→ Raw data:
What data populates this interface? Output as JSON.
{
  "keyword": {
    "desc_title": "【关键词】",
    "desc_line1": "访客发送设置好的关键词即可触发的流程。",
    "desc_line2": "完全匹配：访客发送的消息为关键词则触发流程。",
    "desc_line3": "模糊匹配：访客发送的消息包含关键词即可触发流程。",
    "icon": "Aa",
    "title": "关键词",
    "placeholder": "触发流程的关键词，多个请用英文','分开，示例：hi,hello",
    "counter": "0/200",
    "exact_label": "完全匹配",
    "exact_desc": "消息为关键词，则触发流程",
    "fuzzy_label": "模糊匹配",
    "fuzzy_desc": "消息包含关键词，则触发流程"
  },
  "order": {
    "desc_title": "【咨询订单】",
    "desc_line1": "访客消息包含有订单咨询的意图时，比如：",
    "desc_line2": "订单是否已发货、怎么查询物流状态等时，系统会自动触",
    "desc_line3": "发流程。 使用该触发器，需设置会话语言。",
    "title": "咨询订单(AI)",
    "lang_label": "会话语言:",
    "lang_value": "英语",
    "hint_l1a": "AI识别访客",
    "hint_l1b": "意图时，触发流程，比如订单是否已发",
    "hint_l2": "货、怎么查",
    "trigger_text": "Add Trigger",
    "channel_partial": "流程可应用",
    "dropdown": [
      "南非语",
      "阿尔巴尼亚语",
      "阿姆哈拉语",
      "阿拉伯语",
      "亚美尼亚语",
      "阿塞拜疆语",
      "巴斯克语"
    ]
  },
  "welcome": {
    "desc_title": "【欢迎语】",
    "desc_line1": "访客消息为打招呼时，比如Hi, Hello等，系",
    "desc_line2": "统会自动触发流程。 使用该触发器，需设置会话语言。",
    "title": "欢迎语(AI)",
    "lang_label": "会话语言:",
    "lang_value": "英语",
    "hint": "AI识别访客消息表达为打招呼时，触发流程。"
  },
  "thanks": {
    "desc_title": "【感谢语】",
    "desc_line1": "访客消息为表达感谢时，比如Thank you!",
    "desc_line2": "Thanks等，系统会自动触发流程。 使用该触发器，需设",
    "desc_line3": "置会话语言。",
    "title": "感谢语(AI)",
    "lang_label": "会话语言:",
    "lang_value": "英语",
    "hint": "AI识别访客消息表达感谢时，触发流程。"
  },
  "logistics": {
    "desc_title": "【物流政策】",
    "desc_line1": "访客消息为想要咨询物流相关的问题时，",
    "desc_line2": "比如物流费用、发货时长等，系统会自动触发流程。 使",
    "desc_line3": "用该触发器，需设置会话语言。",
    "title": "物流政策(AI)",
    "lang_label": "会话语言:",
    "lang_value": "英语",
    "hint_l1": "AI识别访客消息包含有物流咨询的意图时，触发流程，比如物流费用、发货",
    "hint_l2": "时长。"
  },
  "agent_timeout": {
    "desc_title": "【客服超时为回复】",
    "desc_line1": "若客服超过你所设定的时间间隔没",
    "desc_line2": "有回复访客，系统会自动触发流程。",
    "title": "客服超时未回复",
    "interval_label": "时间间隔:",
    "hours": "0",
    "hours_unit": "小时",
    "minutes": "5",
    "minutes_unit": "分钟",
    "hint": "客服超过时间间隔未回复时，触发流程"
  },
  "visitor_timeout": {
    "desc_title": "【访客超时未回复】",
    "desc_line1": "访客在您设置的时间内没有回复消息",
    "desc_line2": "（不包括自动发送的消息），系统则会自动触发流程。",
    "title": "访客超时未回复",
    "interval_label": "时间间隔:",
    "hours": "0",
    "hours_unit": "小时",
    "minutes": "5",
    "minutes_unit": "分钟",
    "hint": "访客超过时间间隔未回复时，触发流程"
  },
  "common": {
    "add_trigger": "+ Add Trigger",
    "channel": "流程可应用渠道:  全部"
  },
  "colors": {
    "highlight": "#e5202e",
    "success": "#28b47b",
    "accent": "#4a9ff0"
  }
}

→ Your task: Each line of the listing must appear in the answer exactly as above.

→ Result of the exercise:
What data populates this interface? Output as JSON.
{
  "keyword": {
    "desc_title": "【关键词】",
    "desc_line1": "访客发送设置好的关键词即可触发的流程。",
    "desc_line2": "完全匹配：访客发送的消息为关键词则触发流程。",
    "desc_line3": "模糊匹配：访客发送的消息包含关键词即可触发流程。",
    "icon": "Aa",
    "title": "关键词",
    "placeholder": "触发流程的关键词，多个请用英文','分开，示例：hi,hello",
    "counter": "0/200",
    "exact_label": "完全匹配",
    "exact_desc": "消息为关键词，则触发流程",
    "fuzzy_label": "模糊匹配",
    "fuzzy_desc": "消息包含关键词，则触发流程"
  },
  "order": {
    "desc_title": "【咨询订单】",
    "desc_line1": "访客消息包含有订单咨询的意图时，比如：",
    "desc_line2": "订单是否已发货、怎么查询物流状态等时，系统会自动触",
    "desc_line3": "发流程。 使用该触发器，需设置会话语言。",
    "title": "咨询订单(AI)",
    "lang_label": "会话语言:",
    "lang_value": "英语",
    "hint_l1a": "AI识别访客",
    "hint_l1b": "意图时，触发流程，比如订单是否已发",
    "hint_l2": "货、怎么查",
    "trigger_text": "Add Trigger",
    "channel_partial": "流程可应用",
    "dropdown": [
      "南非语",
      "阿尔巴尼亚语",
      "阿姆哈拉语",
      "阿拉伯语",
      "亚美尼亚语",
      "阿塞拜疆语",
      "巴斯克语"
    ]
  },
  "welcome": {
    "desc_title": "【欢迎语】",
    "desc_line1": "访客消息为打招呼时，比如Hi, Hello等，系",
    "desc_line2": "统会自动触发流程。 使用该触发器，需设置会话语言。",
    "title": "欢迎语(AI)",
    "lang_label": "会话语言:",
    "lang_value": "英语",
    "hint": "AI识别访客消息表达为打招呼时，触发流程。"
  },
  "thanks": {
    "desc_title": "【感谢语】",
    "desc_line1": "访客消息为表达感谢时，比如Thank you!",
    "desc_line2": "Thanks等，系统会自动触发流程。 使用该触发器，需设",
    "desc_line3": "置会话语言。",
    "title": "感谢语(AI)",
    "lang_label": "会话语言:",
    "lang_value": "英语",
    "hint": "AI识别访客消息表达感谢时，触发流程。"
  },
  "logistics": {
    "desc_title": "【物流政策】",
    "desc_line1": "访客消息为想要咨询物流相关的问题时，",
    "desc_line2": "比如物流费用、发货时长等，系统会自动触发流程。 使",
    "desc_line3": "用该触发器，需设置会话语言。",
    "title": "物流政策(AI)",
    "lang_label": "会话语言:",
    "lang_value": "英语",
    "hint_l1": "AI识别访客消息包含有物流咨询的意图时，触发流程，比如物流费用、发货",
    "hint_l2": "时长。"
  },
  "agent_timeout": {
    "desc_title": "【客服超时为回复】",
    "desc_line1": "若客服超过你所设定的时间间隔没",
    "desc_line2": "有回复访客，系统会自动触发流程。",
    "title": "客服超时未回复",
    "interval_label": "时间间隔:",
    "hours": "0",
    "hours_unit": "小时",
    "minutes": "5",
    "minutes_unit": "分钟",
    "hint": "客服超过时间间隔未回复时，触发流程"
  },
  "visitor_timeout": {
    "desc_title": "【访客超时未回复】",
    "desc_line1": "访客在您设置的时间内没有回复消息",
    "desc_line2": "（不包括自动发送的消息），系统则会自动触发流程。",
    "title": "访客超时未回复",
    "interval_label": "时间间隔:",
    "hours": "0",
    "hours_unit": "小时",
    "minutes": "5",
    "minutes_unit": "分钟",
    "hint": "访客超过时间间隔未回复时，触发流程"
  },
  "common": {
    "add_trigger": "+ Add Trigger",
    "channel": "流程可应用渠道:  全部"
  },
  "colors": {
    "highlight": "#e5202e",
    "success": "#28b47b",
    "accent": "#4a9ff0"
  }
}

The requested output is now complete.